- _ENTRIES SHOWN_

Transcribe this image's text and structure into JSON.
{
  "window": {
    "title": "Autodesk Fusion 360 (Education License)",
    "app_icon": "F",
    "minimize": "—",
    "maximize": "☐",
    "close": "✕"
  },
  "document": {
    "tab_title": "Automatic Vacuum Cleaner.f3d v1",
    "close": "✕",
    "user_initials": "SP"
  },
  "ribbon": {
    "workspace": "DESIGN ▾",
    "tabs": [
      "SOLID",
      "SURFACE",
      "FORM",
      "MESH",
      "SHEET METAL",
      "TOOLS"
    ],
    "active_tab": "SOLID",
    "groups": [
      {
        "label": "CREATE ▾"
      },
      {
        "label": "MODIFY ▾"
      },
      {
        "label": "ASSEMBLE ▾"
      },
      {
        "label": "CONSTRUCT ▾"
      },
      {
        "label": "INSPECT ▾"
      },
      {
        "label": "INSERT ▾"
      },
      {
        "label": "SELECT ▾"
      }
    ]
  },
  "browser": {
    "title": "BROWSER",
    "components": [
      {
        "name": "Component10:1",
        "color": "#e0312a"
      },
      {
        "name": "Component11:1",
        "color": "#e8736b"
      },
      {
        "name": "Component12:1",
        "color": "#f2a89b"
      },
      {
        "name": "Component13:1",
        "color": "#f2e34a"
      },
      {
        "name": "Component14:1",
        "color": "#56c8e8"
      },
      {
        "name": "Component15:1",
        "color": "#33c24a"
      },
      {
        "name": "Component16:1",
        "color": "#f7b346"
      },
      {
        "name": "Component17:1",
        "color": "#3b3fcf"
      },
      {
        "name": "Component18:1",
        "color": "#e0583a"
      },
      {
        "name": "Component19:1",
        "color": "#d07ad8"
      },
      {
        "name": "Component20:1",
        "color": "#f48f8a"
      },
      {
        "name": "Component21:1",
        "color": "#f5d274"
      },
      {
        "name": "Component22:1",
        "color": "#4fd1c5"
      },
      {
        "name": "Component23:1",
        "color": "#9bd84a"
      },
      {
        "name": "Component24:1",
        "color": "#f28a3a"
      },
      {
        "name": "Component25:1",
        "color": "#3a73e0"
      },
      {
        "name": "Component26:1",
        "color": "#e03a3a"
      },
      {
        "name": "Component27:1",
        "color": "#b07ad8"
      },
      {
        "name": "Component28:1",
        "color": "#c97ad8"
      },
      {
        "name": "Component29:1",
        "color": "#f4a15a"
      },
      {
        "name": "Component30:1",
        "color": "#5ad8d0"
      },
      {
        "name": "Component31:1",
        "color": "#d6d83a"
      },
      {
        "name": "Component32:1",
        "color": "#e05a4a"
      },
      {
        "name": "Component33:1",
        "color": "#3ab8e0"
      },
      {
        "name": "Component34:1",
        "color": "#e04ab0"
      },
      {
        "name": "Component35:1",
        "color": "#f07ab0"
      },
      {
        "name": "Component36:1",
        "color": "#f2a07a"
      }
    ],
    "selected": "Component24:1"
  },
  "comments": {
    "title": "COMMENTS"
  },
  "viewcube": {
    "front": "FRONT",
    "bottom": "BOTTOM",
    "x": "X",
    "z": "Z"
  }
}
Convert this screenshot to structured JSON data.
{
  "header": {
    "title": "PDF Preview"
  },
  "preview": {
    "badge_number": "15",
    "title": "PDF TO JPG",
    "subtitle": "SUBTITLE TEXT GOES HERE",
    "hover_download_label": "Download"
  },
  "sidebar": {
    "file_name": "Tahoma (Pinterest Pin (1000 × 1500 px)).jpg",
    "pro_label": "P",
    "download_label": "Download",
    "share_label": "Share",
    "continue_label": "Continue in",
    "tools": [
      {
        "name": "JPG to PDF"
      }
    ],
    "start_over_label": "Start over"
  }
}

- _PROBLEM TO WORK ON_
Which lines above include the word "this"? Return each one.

- _SOLUTION BELOW_
Transcribe this image's text and structure into JSON.
Convert this screenshot to structured JSON data.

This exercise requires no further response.